▸ What is being asked:
What is needed is the whole of the data, set down exactly.
- - - -
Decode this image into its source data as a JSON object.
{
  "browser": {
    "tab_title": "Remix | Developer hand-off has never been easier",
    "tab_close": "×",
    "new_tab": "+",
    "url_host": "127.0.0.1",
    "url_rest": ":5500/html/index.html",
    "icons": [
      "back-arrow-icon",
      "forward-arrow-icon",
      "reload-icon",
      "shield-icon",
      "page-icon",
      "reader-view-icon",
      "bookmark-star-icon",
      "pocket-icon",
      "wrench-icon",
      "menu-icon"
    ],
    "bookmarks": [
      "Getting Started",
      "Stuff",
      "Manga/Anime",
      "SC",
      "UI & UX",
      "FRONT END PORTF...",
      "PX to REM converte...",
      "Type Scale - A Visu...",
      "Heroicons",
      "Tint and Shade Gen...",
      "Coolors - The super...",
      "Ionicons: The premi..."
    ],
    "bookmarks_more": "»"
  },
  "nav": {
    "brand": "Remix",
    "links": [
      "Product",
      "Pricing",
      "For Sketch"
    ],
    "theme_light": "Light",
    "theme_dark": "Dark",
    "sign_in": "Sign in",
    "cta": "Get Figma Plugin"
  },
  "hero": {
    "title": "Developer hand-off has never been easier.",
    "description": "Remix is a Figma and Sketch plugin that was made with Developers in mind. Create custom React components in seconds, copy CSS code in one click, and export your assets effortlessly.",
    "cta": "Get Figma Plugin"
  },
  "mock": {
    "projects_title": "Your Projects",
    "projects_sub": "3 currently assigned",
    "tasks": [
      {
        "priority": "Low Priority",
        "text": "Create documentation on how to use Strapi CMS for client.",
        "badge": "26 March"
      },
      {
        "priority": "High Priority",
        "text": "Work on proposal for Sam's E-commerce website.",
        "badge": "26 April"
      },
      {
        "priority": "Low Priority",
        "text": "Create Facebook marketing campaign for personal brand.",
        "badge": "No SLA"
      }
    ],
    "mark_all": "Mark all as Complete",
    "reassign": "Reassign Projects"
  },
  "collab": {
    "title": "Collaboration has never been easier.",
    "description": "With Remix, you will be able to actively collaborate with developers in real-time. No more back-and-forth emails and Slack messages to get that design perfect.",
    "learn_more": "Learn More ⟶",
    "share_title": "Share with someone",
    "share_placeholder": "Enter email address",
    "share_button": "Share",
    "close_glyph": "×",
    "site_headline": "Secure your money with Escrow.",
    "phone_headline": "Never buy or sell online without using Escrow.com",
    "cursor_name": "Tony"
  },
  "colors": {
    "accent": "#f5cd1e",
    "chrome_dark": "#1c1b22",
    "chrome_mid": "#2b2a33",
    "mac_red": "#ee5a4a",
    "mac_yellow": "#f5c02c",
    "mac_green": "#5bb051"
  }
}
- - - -
▸ Finished exercise:
Decode this image into its source data as a JSON object.
{
  "browser": {
    "tab_title": "Remix | Developer hand-off has never been easier",
    "tab_close": "×",
    "new_tab": "+",
    "url_host": "127.0.0.1",
    "url_rest": ":5500/html/index.html",
    "icons": [
      "back-arrow-icon",
      "forward-arrow-icon",
      "reload-icon",
      "shield-icon",
      "page-icon",
      "reader-view-icon",
      "bookmark-star-icon",
      "pocket-icon",
      "wrench-icon",
      "menu-icon"
    ],
    "bookmarks": [
      "Getting Started",
      "Stuff",
      "Manga/Anime",
      "SC",
      "UI & UX",
      "FRONT END PORTF...",
      "PX to REM converte...",
      "Type Scale - A Visu...",
      "Heroicons",
      "Tint and Shade Gen...",
      "Coolors - The super...",
      "Ionicons: The premi..."
    ],
    "bookmarks_more": "»"
  },
  "nav": {
    "brand": "Remix",
    "links": [
      "Product",
      "Pricing",
      "For Sketch"
    ],
    "theme_light": "Light",
    "theme_dark": "Dark",
    "sign_in": "Sign in",
    "cta": "Get Figma Plugin"
  },
  "hero": {
    "title": "Developer hand-off has never been easier.",
    "description": "Remix is a Figma and Sketch plugin that was made with Developers in mind. Create custom React components in seconds, copy CSS code in one click, and export your assets effortlessly.",
    "cta": "Get Figma Plugin"
  },
  "mock": {
    "projects_title": "Your Projects",
    "projects_sub": "3 currently assigned",
    "tasks": [
      {
        "priority": "Low Priority",
        "text": "Create documentation on how to use Strapi CMS for client.",
        "badge": "26 March"
      },
      {
        "priority": "High Priority",
        "text": "Work on proposal for Sam's E-commerce website.",
        "badge": "26 April"
      },
      {
        "priority": "Low Priority",
        "text": "Create Facebook marketing campaign for personal brand.",
        "badge": "No SLA"
      }
    ],
    "mark_all": "Mark all as Complete",
    "reassign": "Reassign Projects"
  },
  "collab": {
    "title": "Collaboration has never been easier.",
    "description": "With Remix, you will be able to actively collaborate with developers in real-time. No more back-and-forth emails and Slack messages to get that design perfect.",
    "learn_more": "Learn More ⟶",
    "share_title": "Share with someone",
    "share_placeholder": "Enter email address",
    "share_button": "Share",
    "close_glyph": "×",
    "site_headline": "Secure your money with Escrow.",
    "phone_headline": "Never buy or sell online without using Escrow.com",
    "cursor_name": "Tony"
  },
  "colors": {
    "accent": "#f5cd1e",
    "chrome_dark": "#1c1b22",
    "chrome_mid": "#2b2a33",
    "mac_red": "#ee5a4a",
    "mac_yellow": "#f5c02c",
    "mac_green": "#5bb051"
  }
}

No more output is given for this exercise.